The iron center in the FIH-1 active site is octahedral in the resting state, coordinated by a His2 Asp facial triad, bidentate α-ketoglutarate, and an axial water ligand. In the consensus mechanism, the water molecule leaves the active site when primary substrate, HIFα, binds with FIH-1 and generates a five coordinated iron center. The results shown in this thesis indicate that the five coordinated iron center occurs even without HIFα binding. This leads to an uncoupled and suicide reaction termed auto-hydroxylation.
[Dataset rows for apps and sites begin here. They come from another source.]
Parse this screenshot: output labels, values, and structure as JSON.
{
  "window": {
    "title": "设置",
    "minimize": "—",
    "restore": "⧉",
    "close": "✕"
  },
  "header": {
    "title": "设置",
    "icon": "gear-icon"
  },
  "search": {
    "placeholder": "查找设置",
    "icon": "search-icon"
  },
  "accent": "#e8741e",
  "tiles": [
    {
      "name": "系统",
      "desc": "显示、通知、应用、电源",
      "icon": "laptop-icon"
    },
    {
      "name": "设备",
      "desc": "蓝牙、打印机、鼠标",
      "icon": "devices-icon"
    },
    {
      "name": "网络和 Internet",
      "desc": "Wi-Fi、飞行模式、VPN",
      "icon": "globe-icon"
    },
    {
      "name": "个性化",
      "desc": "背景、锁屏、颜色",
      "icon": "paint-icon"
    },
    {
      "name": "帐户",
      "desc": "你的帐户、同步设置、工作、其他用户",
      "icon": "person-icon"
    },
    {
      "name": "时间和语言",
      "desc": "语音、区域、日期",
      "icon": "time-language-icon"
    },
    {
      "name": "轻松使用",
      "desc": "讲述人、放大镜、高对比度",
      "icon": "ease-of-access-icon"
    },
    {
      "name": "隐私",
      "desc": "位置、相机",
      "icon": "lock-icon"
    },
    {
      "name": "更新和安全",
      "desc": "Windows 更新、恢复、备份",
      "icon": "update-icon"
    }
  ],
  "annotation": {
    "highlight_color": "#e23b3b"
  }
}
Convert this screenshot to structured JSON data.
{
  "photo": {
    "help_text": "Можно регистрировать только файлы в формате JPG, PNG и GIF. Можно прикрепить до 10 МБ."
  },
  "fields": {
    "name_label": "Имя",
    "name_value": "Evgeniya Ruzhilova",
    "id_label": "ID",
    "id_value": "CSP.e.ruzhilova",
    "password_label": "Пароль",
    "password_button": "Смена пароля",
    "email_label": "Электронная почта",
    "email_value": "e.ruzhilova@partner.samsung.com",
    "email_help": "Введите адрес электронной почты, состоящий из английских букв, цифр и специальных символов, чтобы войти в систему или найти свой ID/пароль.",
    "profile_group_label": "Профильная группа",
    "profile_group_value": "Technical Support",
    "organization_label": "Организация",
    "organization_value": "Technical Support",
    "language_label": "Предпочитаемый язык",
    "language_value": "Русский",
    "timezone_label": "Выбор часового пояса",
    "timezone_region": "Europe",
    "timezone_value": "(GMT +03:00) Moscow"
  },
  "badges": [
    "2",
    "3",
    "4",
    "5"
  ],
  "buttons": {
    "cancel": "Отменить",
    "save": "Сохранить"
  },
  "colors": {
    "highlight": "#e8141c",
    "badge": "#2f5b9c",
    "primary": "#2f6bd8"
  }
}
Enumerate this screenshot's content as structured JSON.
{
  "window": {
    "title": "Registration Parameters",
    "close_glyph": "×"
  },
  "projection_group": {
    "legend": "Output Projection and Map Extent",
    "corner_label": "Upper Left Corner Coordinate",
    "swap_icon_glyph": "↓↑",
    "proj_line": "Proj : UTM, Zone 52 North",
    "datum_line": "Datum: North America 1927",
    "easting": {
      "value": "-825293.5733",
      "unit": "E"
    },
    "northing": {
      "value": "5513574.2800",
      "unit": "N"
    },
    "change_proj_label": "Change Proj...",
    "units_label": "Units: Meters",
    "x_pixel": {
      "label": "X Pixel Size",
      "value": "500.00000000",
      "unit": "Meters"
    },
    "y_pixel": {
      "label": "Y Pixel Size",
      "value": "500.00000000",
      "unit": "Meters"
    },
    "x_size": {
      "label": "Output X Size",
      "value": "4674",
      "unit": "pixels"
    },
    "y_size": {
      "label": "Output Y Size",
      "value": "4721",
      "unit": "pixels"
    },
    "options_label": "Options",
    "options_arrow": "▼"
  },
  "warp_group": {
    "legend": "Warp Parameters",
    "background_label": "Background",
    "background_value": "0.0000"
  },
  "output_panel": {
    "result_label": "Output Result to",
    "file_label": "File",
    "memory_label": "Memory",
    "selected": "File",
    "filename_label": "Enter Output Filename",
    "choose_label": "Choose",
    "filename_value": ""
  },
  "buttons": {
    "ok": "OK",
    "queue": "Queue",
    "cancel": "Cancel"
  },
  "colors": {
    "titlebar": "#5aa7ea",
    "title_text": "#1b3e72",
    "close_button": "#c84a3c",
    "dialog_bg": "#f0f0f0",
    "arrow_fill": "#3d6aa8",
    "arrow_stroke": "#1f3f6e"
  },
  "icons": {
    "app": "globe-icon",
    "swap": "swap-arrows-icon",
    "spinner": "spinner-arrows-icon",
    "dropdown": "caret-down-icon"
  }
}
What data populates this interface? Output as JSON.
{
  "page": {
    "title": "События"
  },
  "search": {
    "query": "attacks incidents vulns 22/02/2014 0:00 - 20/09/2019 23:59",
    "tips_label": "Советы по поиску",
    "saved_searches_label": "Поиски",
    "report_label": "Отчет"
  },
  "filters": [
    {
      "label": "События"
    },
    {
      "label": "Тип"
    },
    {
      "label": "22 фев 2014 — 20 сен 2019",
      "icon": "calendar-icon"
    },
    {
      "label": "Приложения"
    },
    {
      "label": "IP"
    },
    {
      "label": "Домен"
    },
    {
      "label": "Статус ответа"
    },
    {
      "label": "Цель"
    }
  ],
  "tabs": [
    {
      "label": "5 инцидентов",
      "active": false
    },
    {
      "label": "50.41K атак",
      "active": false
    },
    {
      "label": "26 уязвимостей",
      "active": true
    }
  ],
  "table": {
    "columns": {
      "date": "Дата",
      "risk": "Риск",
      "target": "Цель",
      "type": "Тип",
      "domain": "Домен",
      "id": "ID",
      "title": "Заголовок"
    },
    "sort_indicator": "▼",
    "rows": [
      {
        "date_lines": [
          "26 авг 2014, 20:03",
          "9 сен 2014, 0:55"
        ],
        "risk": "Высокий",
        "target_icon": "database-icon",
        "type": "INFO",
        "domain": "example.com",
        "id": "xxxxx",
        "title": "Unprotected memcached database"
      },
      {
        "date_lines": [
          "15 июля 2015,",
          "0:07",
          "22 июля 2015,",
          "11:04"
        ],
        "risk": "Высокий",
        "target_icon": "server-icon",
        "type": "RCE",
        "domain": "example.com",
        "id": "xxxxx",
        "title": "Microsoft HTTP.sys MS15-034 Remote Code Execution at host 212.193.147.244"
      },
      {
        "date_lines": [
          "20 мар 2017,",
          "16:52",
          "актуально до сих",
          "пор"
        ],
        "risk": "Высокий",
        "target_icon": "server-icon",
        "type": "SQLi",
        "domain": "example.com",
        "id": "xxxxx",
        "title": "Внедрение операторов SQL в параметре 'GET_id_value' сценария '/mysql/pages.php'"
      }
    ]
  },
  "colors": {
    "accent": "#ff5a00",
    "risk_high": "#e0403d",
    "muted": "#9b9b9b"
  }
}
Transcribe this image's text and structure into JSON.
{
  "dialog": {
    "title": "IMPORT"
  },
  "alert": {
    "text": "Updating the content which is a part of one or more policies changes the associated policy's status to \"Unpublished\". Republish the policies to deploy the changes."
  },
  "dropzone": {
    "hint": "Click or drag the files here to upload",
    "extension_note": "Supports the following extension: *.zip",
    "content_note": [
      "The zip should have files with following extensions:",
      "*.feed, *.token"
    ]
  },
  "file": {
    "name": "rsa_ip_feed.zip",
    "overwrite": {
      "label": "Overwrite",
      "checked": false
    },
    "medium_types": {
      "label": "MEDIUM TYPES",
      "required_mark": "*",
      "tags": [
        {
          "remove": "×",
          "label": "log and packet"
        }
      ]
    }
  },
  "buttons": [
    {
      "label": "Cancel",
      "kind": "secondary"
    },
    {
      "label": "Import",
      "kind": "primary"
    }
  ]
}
The auto-hydroxylation reaction is studied in the functionality assays, which occurs when oxygen is sufficient and in the absence of HIFα. In this aberrant reaction, FIH-1 will use one oxygen atom to cleave α-ketoglutarate and use the other oxygen atom to hydroxylate Trp296. This auto-hydroxylation reaction leads to chromophore formation, that is shown to be iron and α-ketoglutarate dependent, and sensitive to reductant and preservative. Since the reaction condition for FIH autohydroxylation, planty of oxygen but absent of HIF-1α, does exist in normoxic environment, it is important to understand this reaction. The detail of this reaction provides insights not only into how FIH-1 controls O 2 activation, but also how cells deal with reactive oxygen species.

The active site of FIH-1 has a hydrogen bond network, which involves Asn803 on HIFα and four residues from FIH-1: Gln205, Arg238, Gln239, and Gln294. FIH-1 residues involved in hydrogen bonding are mutated into alanine one by one, and the impact of these mutations are analyzed. The results suggest that Gln205 and Gln294 act as a decelerator for O 2 activation, and Arg238 and Gln239 act as an accelerator to prime the Fe(II) for reaction with O2 following HIF binding.

FIH-1 is crucial for oxygen regulation in human cells. The results of these experiments provide detailed knowledge about FIH-1, which provides broader insight into the control of oxidation chemistry, and may aid in the therapeutic targeting in multiple diseases that are associated with hypoxic pathways.